Known in Portugal simply as Otelo, he died at Lisbon’s military hospital, spokesman for the group behind the April 1974 revolution, Colonel Vasco Lourenco, told national media.
The high-profile but controversial figure played a key role in the bloodless coup that brought sweeping social, economic and political changes to Portugal.
The so-called Carnation Revolution played out in the early hours of April 25, 1974, ending a dictatorship that had lasted from 1926 under Antonio de Oliveira Salazar and from 1968 under Marcelo Caetano.
“He rightfully became one of the symbols of the revolution that ended the longest dictatorship of the 20th century in Europe, opening the way to democracy,” the office of Prime Minister Antonio Costa said in a statement.

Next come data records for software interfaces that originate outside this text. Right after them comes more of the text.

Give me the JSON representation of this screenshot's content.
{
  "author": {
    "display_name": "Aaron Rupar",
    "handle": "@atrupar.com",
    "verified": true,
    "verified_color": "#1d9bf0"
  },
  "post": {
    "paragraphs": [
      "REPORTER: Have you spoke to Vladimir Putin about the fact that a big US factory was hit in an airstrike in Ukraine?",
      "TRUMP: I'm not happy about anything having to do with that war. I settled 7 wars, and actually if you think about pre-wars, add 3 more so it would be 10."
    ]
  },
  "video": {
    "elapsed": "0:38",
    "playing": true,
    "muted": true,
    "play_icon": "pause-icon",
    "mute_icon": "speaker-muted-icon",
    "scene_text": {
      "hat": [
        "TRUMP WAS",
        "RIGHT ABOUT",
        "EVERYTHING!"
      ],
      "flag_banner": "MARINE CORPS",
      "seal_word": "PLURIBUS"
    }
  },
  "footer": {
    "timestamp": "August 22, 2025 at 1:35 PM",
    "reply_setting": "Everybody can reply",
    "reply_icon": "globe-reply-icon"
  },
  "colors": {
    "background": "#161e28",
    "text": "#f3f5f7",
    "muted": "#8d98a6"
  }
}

His “strategic and operational capacity (and) his commitment and generosity were decisive” in the movement’s success, the statement said.
Otelo was born in Mozambique, then a Portuguese colony, in 1936.
He began his military career in the early 1960s at a time when Portugal was engaged in colonial wars.
After the revolution, Otelo sought to cash in on his military reputation, mounting two failed bids for the presidency.
But the non-conformist wound up in the dock for his alleged involvement in the far-left FP-25 movement blamed for several deadly attacks in the 1980s.
He was sentenced in 1987 to 15 years in prison, then pardoned in 1996.
Reacting to Otelo’s death, the Portuguese communist party said he should be remembered especially for his role in the 1974 uprising and “not for his political career”.
The far-right Chega party, for its part, said he played “a perverse and destructive role in the period following April 25”.
Defence Minister Joao Gomes Cravinho paid tribute to him for “his role in the conquest of freedom”.
President Marcelo Rebelo de Sousa noted that Otelo “arouses deep divisions within Portuguese society” while having been “a leading protagonist in a decisive moment in contemporary Portuguese history”.
But the conservative head of state added on the presidency’s website that it was “too early for history to judge him with the necessary hindsight”.